(1) 13 is thought by some to be a bad “omen” linked to a historical bad event (King of France arrested all his Templar Knights in 1307), Norse mythology (a 13th god crashing a 12 god party), or a connection with the Biblical last supper. Today people avoid having a 13th floor and Friday the 13th is thought to be a particularly “bad omen.”
(2) “Knock on wood” is an expression said to avoid some kind of bad thing from happening. This comes from an ancient idea that gods are in trees and to ask that god a favour one had to touch the tree.
(3) Salt over the left shoulder: people think it is “bad luck” to spill salt. Then, throwing more salt over a left shoulder is thought to prevent the misfortune. This might be linked to Judas in the Bible at the last supper, although there are many ideas about its' origin.
(4) Black cat is “bad luck”: In the Middle Ages people thought black cats were the pets of witches and thus a sign of “bad luck.”
(5) Umbrella inside brings “bad luck”: One would insult the sun god if one used an umbrella inside (originating from a time/place when umbrellas were mostly used to shade from the sun).
(6) Break a mirror, seven years bad luck: Before mirrors were invented people thought their reflection was a reflection of their soul, thus people think breaking it results in “bad luck.”
(7) 4 leaf clover: In Irish mythology evil spirits carried 3-leaf clovers while the 4–leaf clover provided protection from those evil spirits.
(8) Rabbits foot: Thought to either be a “good luck” charm of fertility and/or a protection charm against evil.
(9) Don’t walk under a ladder: Or, people think, it will be “bad luck”. Why? In ancient Asia criminals used to be hung from ladders and thus their ghost is thought to be there.

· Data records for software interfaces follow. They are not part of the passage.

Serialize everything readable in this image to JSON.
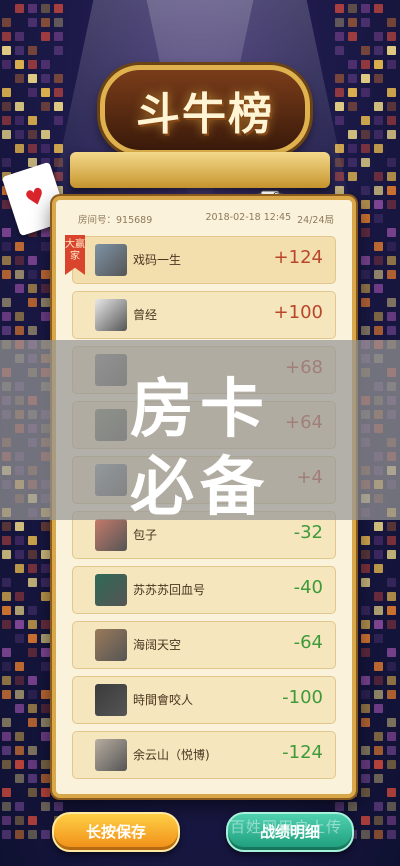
{
  "banner": {
    "title": "斗牛榜"
  },
  "room": {
    "label": "房间号：915689",
    "datetime": "2018-02-18 12:45",
    "count": "24/24局"
  },
  "winner_badge": "大赢家",
  "players": [
    {
      "name": "戏码一生",
      "score": "+124",
      "type": "pos",
      "avatar_color": "#7d93a6"
    },
    {
      "name": "曾经",
      "score": "+100",
      "type": "pos",
      "avatar_color": "#e8e8e8"
    },
    {
      "name": "",
      "score": "+68",
      "type": "pos",
      "avatar_color": "#8a8a8a"
    },
    {
      "name": "",
      "score": "+64",
      "type": "pos",
      "avatar_color": "#7c8a6c"
    },
    {
      "name": "",
      "score": "+4",
      "type": "pos",
      "avatar_color": "#8aa0b0"
    },
    {
      "name": "包子",
      "score": "-32",
      "type": "neg",
      "avatar_color": "#c47a6a"
    },
    {
      "name": "苏苏苏回血号",
      "score": "-40",
      "type": "neg",
      "avatar_color": "#2f6a55"
    },
    {
      "name": "海阔天空",
      "score": "-64",
      "type": "neg",
      "avatar_color": "#9a7a5a"
    },
    {
      "name": "時間會咬人",
      "score": "-100",
      "type": "neg",
      "avatar_color": "#3b3b3b"
    },
    {
      "name": "余云山（悦博)",
      "score": "-124",
      "type": "neg",
      "avatar_color": "#b8ada0"
    }
  ],
  "overlay": {
    "line1": "房卡",
    "line2": "必备"
  },
  "buttons": {
    "save": "长按保存",
    "detail": "战绩明细"
  },
  "watermark": "百姓网用户上传",
  "colors": {
    "positive": "#b8462b",
    "negative": "#3f9a3a",
    "panel": "#fbf2dc",
    "gold": "#d8a84a"
  }
}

(10) Lucky horse shoe: Used as a “good luck” charm. Comes from a root of ancient Greek mythology, which believed horses to be sacred. When hung over a door, people think it brings “good luck.”
(11) Cross your fingers when you make a wish and people think it will come true, a kind of good omen. Comes from the symbolism of the Christian cross connected to an idea of “good luck.”
Superstition is common around the world, and if your children have grown up in North America it is likely that they have learned at least half of these superstitions from the culture.
May Allah protect us from shirk in all its forms.
May we be guided with knowledge that benefits us.